Jordan’s demeanor guarantees that few people are neutral in choosing words to describe him. In fact, his fellow Ohioan and former House Speaker John Boehner sees few endearing qualities about the congressman:

“Jordan was a terrorist as a legislator going back to his days in the Ohio House and Senate … A terrorist. A legislative terrorist,” Boehner opined recently in a Vanity Fair interview.

Inevitably, with Jordan’s taunting of his opposition fresh in our minds, we are back to images of seventh-grade and what he should have learned in pronouncing proper names like the Democratic Party or the Democratic National Committee.

In seventh-grade, my friends and I had a very demanding nun by the name of Sister Sylvia, who insisted that her students use mnemonic and other devices to remember basic information as well as how to correctly pronounce place names to overcome our distinct Philadelphia dialects.

Armed with her iconic meter stick, Sister Sylvia demanded that we pronounce some words properly. “There’s no noise in Illinois, no cargo in Chicago, and no warsh in Washington,” she would have us know.

As a stickler for accuracy in everything, if the good nun were alive today and if Jordan would be anywhere in the vicinity, I have no doubt that she would whack him with her wooden sword every time he uttered the term Democrat Party. In the case of Gohmert, she would need a box of those meter sticks to be kept in reserve. Yes, a Blues Brothers moment waiting to happen, and deservedly so.

Several years ago, there used to be a commercial that aired in Columbus for a certain restaurant. “Never trust a skinny cook” was the punchline that touted the reason to dine there. In that vein, with Jordan and Gohmert, along with their other right-wing sidekicks, you also might be advised to never trust a career politician who cannot correctly pronounce the name of our nation’s oldest political party.

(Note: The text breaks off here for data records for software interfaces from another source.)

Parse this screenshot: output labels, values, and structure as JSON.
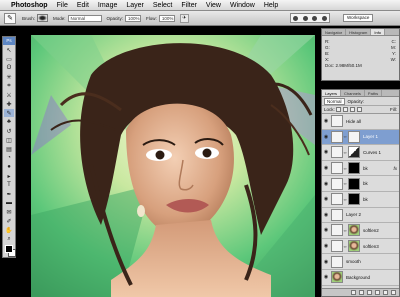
{
  "menubar": {
    "app": "Photoshop",
    "items": [
      "File",
      "Edit",
      "Image",
      "Layer",
      "Select",
      "Filter",
      "View",
      "Window",
      "Help"
    ]
  },
  "options": {
    "brush_label": "Brush:",
    "mode_label": "Mode:",
    "mode_value": "Normal",
    "opacity_label": "Opacity:",
    "opacity_value": "100%",
    "flow_label": "Flow:",
    "flow_value": "100%",
    "workspace_label": "Workspace"
  },
  "toolbox": {
    "header": "Ps",
    "tools": [
      "move",
      "marquee",
      "lasso",
      "magic-wand",
      "crop",
      "slice",
      "healing",
      "brush",
      "stamp",
      "history-brush",
      "eraser",
      "gradient",
      "blur",
      "dodge",
      "path-select",
      "type",
      "pen",
      "shape",
      "notes",
      "eyedropper",
      "hand",
      "zoom"
    ],
    "icons": [
      "↖",
      "▭",
      "ʘ",
      "✳",
      "⌗",
      "⚔",
      "✚",
      "✎",
      "♣",
      "↺",
      "◫",
      "▤",
      "◔",
      "●",
      "▸",
      "T",
      "✒",
      "▬",
      "✉",
      "✐",
      "✋",
      "⌕"
    ],
    "active_index": 7
  },
  "info_panel": {
    "tabs": [
      "Navigator",
      "Histogram",
      "Info"
    ],
    "active_tab": 2,
    "rows": [
      {
        "left": "R:",
        "right": "C:"
      },
      {
        "left": "G:",
        "right": "M:"
      },
      {
        "left": "B:",
        "right": "Y:"
      },
      {
        "left": "X:",
        "right": "W:"
      },
      {
        "left": "Y:",
        "right": "H:"
      }
    ],
    "doc": "Doc: 2.98M/50.1M"
  },
  "layers_panel": {
    "tabs": [
      "Layers",
      "Channels",
      "Paths"
    ],
    "active_tab": 0,
    "blend_mode": "Normal",
    "opacity_label": "Opacity:",
    "lock_label": "Lock:",
    "fill_label": "Fill:",
    "layers": [
      {
        "name": "Hide all",
        "thumb": "white",
        "mask": false,
        "fx": false,
        "selected": false
      },
      {
        "name": "Layer 1",
        "thumb": "white",
        "mask": true,
        "fx": false,
        "selected": true
      },
      {
        "name": "Curves 1",
        "thumb": "adj",
        "mask": true,
        "fx": false,
        "selected": false
      },
      {
        "name": "bk",
        "thumb": "black",
        "mask": true,
        "fx": true,
        "selected": false
      },
      {
        "name": "bk",
        "thumb": "black",
        "mask": true,
        "fx": false,
        "selected": false
      },
      {
        "name": "bk",
        "thumb": "black",
        "mask": true,
        "fx": false,
        "selected": false
      },
      {
        "name": "Layer 2",
        "thumb": "white",
        "mask": false,
        "fx": false,
        "selected": false
      },
      {
        "name": "softlen2",
        "thumb": "portrait",
        "mask": true,
        "fx": false,
        "selected": false
      },
      {
        "name": "softlen3",
        "thumb": "portrait",
        "mask": true,
        "fx": false,
        "selected": false
      },
      {
        "name": "smooth",
        "thumb": "white",
        "mask": false,
        "fx": false,
        "selected": false
      },
      {
        "name": "Background",
        "thumb": "portrait",
        "mask": false,
        "fx": false,
        "selected": false
      }
    ]
  }
}
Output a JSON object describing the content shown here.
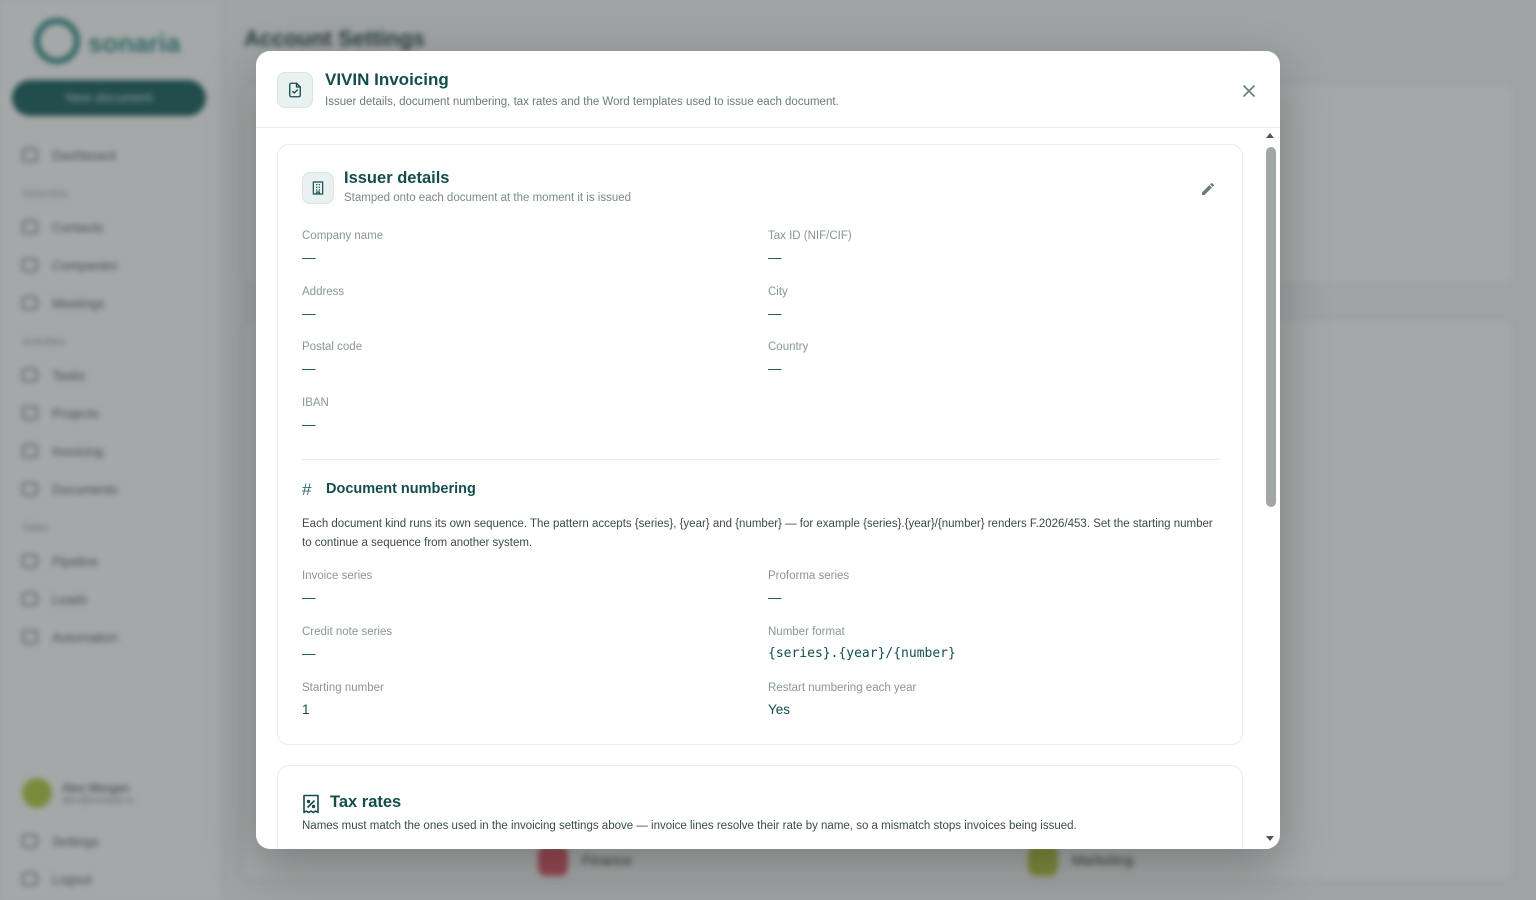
{
  "background": {
    "logo_text": "sonaria",
    "new_button": "New document",
    "page_title": "Account Settings",
    "nav": [
      "Dashboard",
      "Overview",
      "Contacts",
      "Companies",
      "Meetings",
      "Activities",
      "Tasks",
      "Projects",
      "Invoicing",
      "Documents",
      "Sales",
      "Pipeline",
      "Leads",
      "Automation"
    ],
    "nav_groups": [
      "Overview",
      "Activities",
      "Sales"
    ],
    "user_name": "Alex Morgan",
    "user_email": "alex@sonaria.io",
    "footer_nav": [
      "Settings",
      "Logout"
    ],
    "bottom_items": [
      "Finance",
      "Marketing"
    ]
  },
  "modal": {
    "title": "VIVIN Invoicing",
    "subtitle": "Issuer details, document numbering, tax rates and the Word templates used to issue each document.",
    "icons": {
      "header": "document-check-icon",
      "close": "close-icon",
      "issuer": "building-icon",
      "edit": "pencil-icon",
      "numbering": "hash-icon",
      "tax": "receipt-percent-icon"
    },
    "issuer": {
      "title": "Issuer details",
      "subtitle": "Stamped onto each document at the moment it is issued",
      "fields": {
        "company_name": {
          "label": "Company name",
          "value": "—"
        },
        "tax_id": {
          "label": "Tax ID (NIF/CIF)",
          "value": "—"
        },
        "address": {
          "label": "Address",
          "value": "—"
        },
        "city": {
          "label": "City",
          "value": "—"
        },
        "postal_code": {
          "label": "Postal code",
          "value": "—"
        },
        "country": {
          "label": "Country",
          "value": "—"
        },
        "iban": {
          "label": "IBAN",
          "value": "—"
        }
      }
    },
    "numbering": {
      "hash": "#",
      "title": "Document numbering",
      "description": "Each document kind runs its own sequence. The pattern accepts {series}, {year} and {number} — for example {series}.{year}/{number} renders F.2026/453. Set the starting number to continue a sequence from another system.",
      "fields": {
        "invoice_series": {
          "label": "Invoice series",
          "value": "—"
        },
        "proforma_series": {
          "label": "Proforma series",
          "value": "—"
        },
        "credit_note_series": {
          "label": "Credit note series",
          "value": "—"
        },
        "number_format": {
          "label": "Number format",
          "value": "{series}.{year}/{number}"
        },
        "starting_number": {
          "label": "Starting number",
          "value": "1"
        },
        "restart_yearly": {
          "label": "Restart numbering each year",
          "value": "Yes"
        }
      }
    },
    "tax": {
      "title": "Tax rates",
      "description": "Names must match the ones used in the invoicing settings above — invoice lines resolve their rate by name, so a mismatch stops invoices being issued."
    }
  },
  "colors": {
    "accent": "#134e4c",
    "accent_light": "#e9f2f1",
    "muted_text": "#8a9696",
    "overlay": "rgba(55,62,62,0.45)"
  }
}
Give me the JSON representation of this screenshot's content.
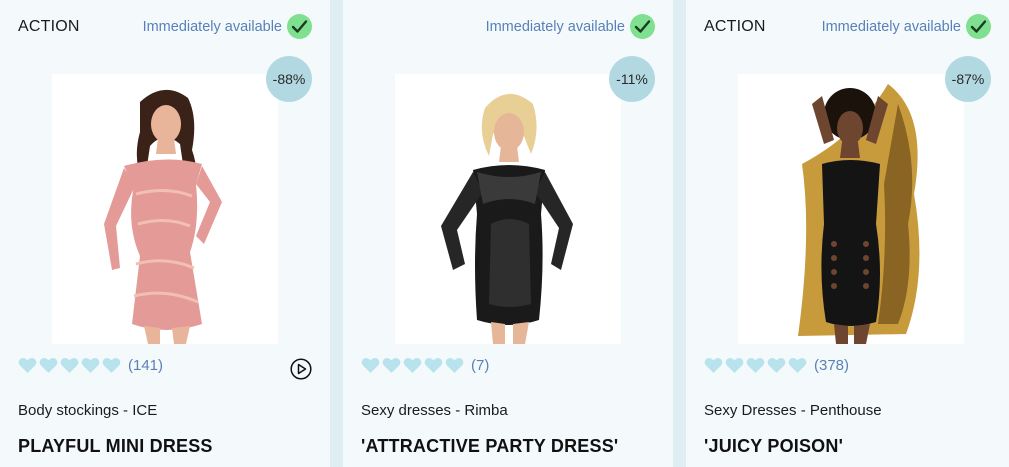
{
  "products": [
    {
      "badge": "ACTION",
      "availability": "Immediately available",
      "discount": "-88%",
      "rating_count": "(141)",
      "category": "Body stockings - ICE",
      "name": "PLAYFUL MINI DRESS",
      "has_video": true,
      "image_desc": "model wearing pink lace mini dress"
    },
    {
      "badge": "",
      "availability": "Immediately available",
      "discount": "-11%",
      "rating_count": "(7)",
      "category": "Sexy dresses - Rimba",
      "name": "'ATTRACTIVE PARTY DRESS'",
      "has_video": false,
      "image_desc": "model wearing black wetlook dress with lace sleeves"
    },
    {
      "badge": "ACTION",
      "availability": "Immediately available",
      "discount": "-87%",
      "rating_count": "(378)",
      "category": "Sexy Dresses - Penthouse",
      "name": "'JUICY POISON'",
      "has_video": false,
      "image_desc": "model wearing black cut-out mesh dress"
    }
  ],
  "colors": {
    "page_bg": "#dfeef3",
    "card_bg": "#f4fafc",
    "accent_blue": "#5a80b8",
    "discount_bg": "#b2d9e2",
    "check_bg": "#7fe08f",
    "heart": "#b9e3ec"
  },
  "icons": {
    "availability": "check-circle-icon",
    "rating": "heart-icon",
    "video": "play-circle-icon"
  }
}
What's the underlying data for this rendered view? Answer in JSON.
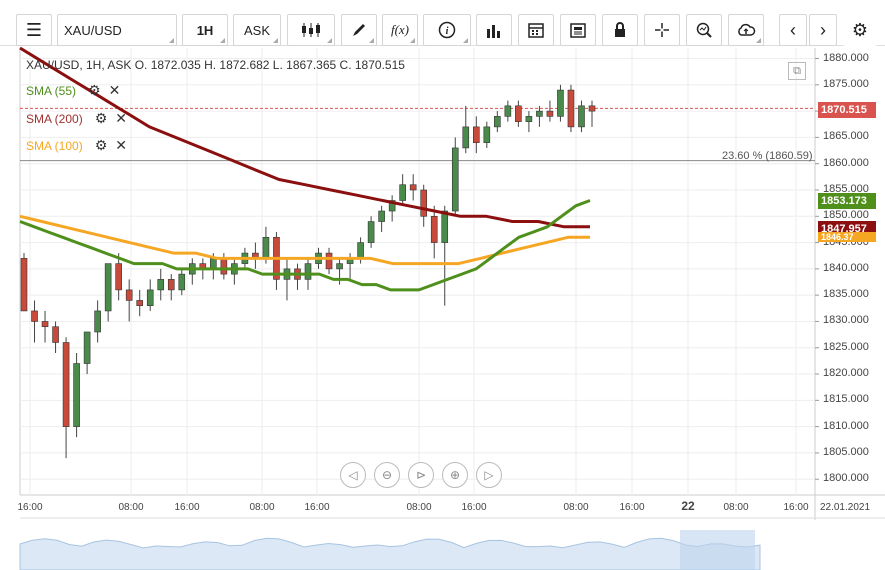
{
  "toolbar": {
    "symbol": "XAU/USD",
    "timeframe": "1H",
    "price_type": "ASK",
    "fx_label": "f(x)"
  },
  "legend": {
    "ohlc": "XAU/USD, 1H, ASK    O. 1872.035 H. 1872.682 L. 1867.365 C. 1870.515",
    "sma55": "SMA (55)",
    "sma200": "SMA (200)",
    "sma100": "SMA (100)"
  },
  "colors": {
    "sma55": "#4f8f1b",
    "sma200": "#8b0f0f",
    "sma100": "#f5a623",
    "up": "#4a8a4a",
    "down": "#c84a3a",
    "last_price": "#d9534f"
  },
  "fib_label": "23.60 % (1860.59)",
  "price_tags": {
    "last": "1870.515",
    "sma55": "1853.173",
    "sma200": "1847.957",
    "sma100": "1846.37"
  },
  "y_axis": [
    "1880.000",
    "1875.000",
    "1870.000",
    "1865.000",
    "1860.000",
    "1855.000",
    "1850.000",
    "1845.000",
    "1840.000",
    "1835.000",
    "1830.000",
    "1825.000",
    "1820.000",
    "1815.000",
    "1810.000",
    "1805.000",
    "1800.000"
  ],
  "x_axis": [
    "16:00",
    "08:00",
    "16:00",
    "08:00",
    "16:00",
    "08:00",
    "16:00",
    "08:00",
    "16:00",
    "22",
    "08:00",
    "16:00",
    "22.01.2021"
  ],
  "chart_data": {
    "type": "candlestick",
    "symbol": "XAU/USD",
    "interval": "1H",
    "ylim": [
      1797,
      1882
    ],
    "fib_level": 1860.59,
    "candles": [
      [
        1842,
        1843,
        1832,
        1832
      ],
      [
        1832,
        1834,
        1826,
        1830
      ],
      [
        1830,
        1832,
        1826,
        1829
      ],
      [
        1829,
        1830,
        1824,
        1826
      ],
      [
        1826,
        1827,
        1804,
        1810
      ],
      [
        1810,
        1824,
        1808,
        1822
      ],
      [
        1822,
        1828,
        1820,
        1828
      ],
      [
        1828,
        1834,
        1826,
        1832
      ],
      [
        1832,
        1840,
        1830,
        1841
      ],
      [
        1841,
        1843,
        1834,
        1836
      ],
      [
        1836,
        1838,
        1830,
        1834
      ],
      [
        1834,
        1836,
        1831,
        1833
      ],
      [
        1833,
        1838,
        1832,
        1836
      ],
      [
        1836,
        1840,
        1834,
        1838
      ],
      [
        1838,
        1839,
        1834,
        1836
      ],
      [
        1836,
        1840,
        1835,
        1839
      ],
      [
        1839,
        1842,
        1837,
        1841
      ],
      [
        1841,
        1842,
        1838,
        1840
      ],
      [
        1840,
        1843,
        1838,
        1842
      ],
      [
        1842,
        1843,
        1838,
        1839
      ],
      [
        1839,
        1842,
        1837,
        1841
      ],
      [
        1841,
        1844,
        1840,
        1843
      ],
      [
        1843,
        1845,
        1840,
        1842
      ],
      [
        1842,
        1848,
        1841,
        1846
      ],
      [
        1846,
        1847,
        1836,
        1838
      ],
      [
        1838,
        1842,
        1834,
        1840
      ],
      [
        1840,
        1841,
        1836,
        1838
      ],
      [
        1838,
        1842,
        1836,
        1841
      ],
      [
        1841,
        1844,
        1840,
        1843
      ],
      [
        1843,
        1844,
        1839,
        1840
      ],
      [
        1840,
        1842,
        1837,
        1841
      ],
      [
        1841,
        1843,
        1838,
        1842
      ],
      [
        1842,
        1846,
        1841,
        1845
      ],
      [
        1845,
        1850,
        1844,
        1849
      ],
      [
        1849,
        1852,
        1847,
        1851
      ],
      [
        1851,
        1854,
        1849,
        1853
      ],
      [
        1853,
        1858,
        1852,
        1856
      ],
      [
        1856,
        1858,
        1853,
        1855
      ],
      [
        1855,
        1856,
        1848,
        1850
      ],
      [
        1850,
        1852,
        1842,
        1845
      ],
      [
        1845,
        1852,
        1833,
        1851
      ],
      [
        1851,
        1865,
        1850,
        1863
      ],
      [
        1863,
        1871,
        1862,
        1867
      ],
      [
        1867,
        1869,
        1862,
        1864
      ],
      [
        1864,
        1868,
        1863,
        1867
      ],
      [
        1867,
        1870,
        1866,
        1869
      ],
      [
        1869,
        1872,
        1868,
        1871
      ],
      [
        1871,
        1872,
        1867,
        1868
      ],
      [
        1868,
        1870,
        1866,
        1869
      ],
      [
        1869,
        1871,
        1867,
        1870
      ],
      [
        1870,
        1872,
        1868,
        1869
      ],
      [
        1869,
        1875,
        1868,
        1874
      ],
      [
        1874,
        1875,
        1866,
        1867
      ],
      [
        1867,
        1872,
        1866,
        1871
      ],
      [
        1871,
        1872,
        1867,
        1870
      ]
    ],
    "sma55": [
      1849,
      1848,
      1847,
      1846,
      1845,
      1844,
      1843,
      1842,
      1841,
      1841,
      1841,
      1840,
      1840,
      1840,
      1840,
      1840,
      1840,
      1839,
      1839,
      1839,
      1839,
      1839,
      1838,
      1838,
      1837,
      1837,
      1836,
      1836,
      1836,
      1837,
      1838,
      1839,
      1840,
      1842,
      1844,
      1846,
      1847,
      1848,
      1850,
      1852,
      1853
    ],
    "sma200": [
      1882,
      1879,
      1876,
      1873,
      1870,
      1867,
      1865,
      1863,
      1861,
      1859,
      1857,
      1856,
      1855,
      1854,
      1853,
      1852,
      1851,
      1850,
      1850,
      1849,
      1849,
      1848,
      1848
    ],
    "sma100": [
      1850,
      1849,
      1848,
      1847,
      1846,
      1845,
      1844,
      1843,
      1843,
      1842,
      1842,
      1842,
      1842,
      1842,
      1842,
      1842,
      1842,
      1841,
      1841,
      1841,
      1841,
      1842,
      1843,
      1844,
      1845,
      1846,
      1846
    ],
    "volume_sketch": true
  }
}
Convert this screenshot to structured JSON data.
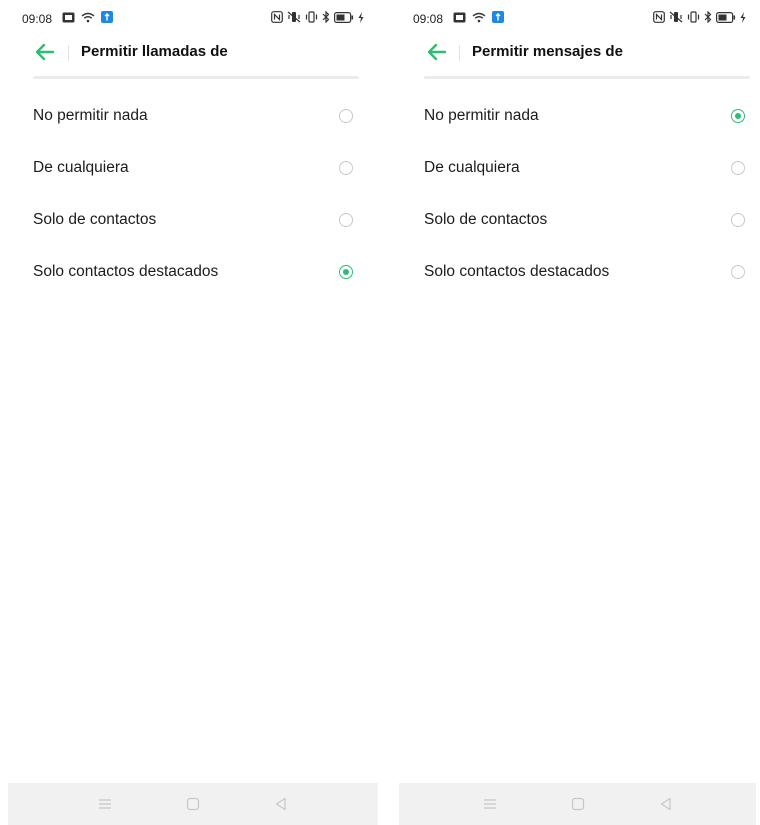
{
  "screens": [
    {
      "status_bar": {
        "time": "09:08"
      },
      "toolbar": {
        "title": "Permitir llamadas de"
      },
      "options": [
        {
          "label": "No permitir nada",
          "selected": false
        },
        {
          "label": "De cualquiera",
          "selected": false
        },
        {
          "label": "Solo de contactos",
          "selected": false
        },
        {
          "label": "Solo contactos destacados",
          "selected": true
        }
      ]
    },
    {
      "status_bar": {
        "time": "09:08"
      },
      "toolbar": {
        "title": "Permitir mensajes de"
      },
      "options": [
        {
          "label": "No permitir nada",
          "selected": true
        },
        {
          "label": "De cualquiera",
          "selected": false
        },
        {
          "label": "Solo de contactos",
          "selected": false
        },
        {
          "label": "Solo contactos destacados",
          "selected": false
        }
      ]
    }
  ],
  "colors": {
    "accent": "#2dbd73",
    "divider": "#ececec",
    "nav_background": "#f1f1f1"
  },
  "icons": {
    "status_left": [
      "notification-image-icon",
      "wifi-icon",
      "app-notification-icon"
    ],
    "status_right": [
      "nfc-icon",
      "vibrate-off-icon",
      "vibrate-icon",
      "bluetooth-icon",
      "battery-icon",
      "charging-icon"
    ],
    "toolbar": "back-arrow-icon",
    "nav": [
      "menu-icon",
      "home-icon",
      "back-icon"
    ]
  }
}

No, if someone with a law degree cannot pronounce the names Democratic Party and Democratic National Committee correctly, that person shouldn’t be trusted due to being a lunatic, ignorant, uncivil, discourteous, or irresponsible.

Thanks to Stepehen Colbert, we know which descriptor fits Louie Gohmert. Choose which of these best describe Jim Jordan. Hint: you can choose more than one.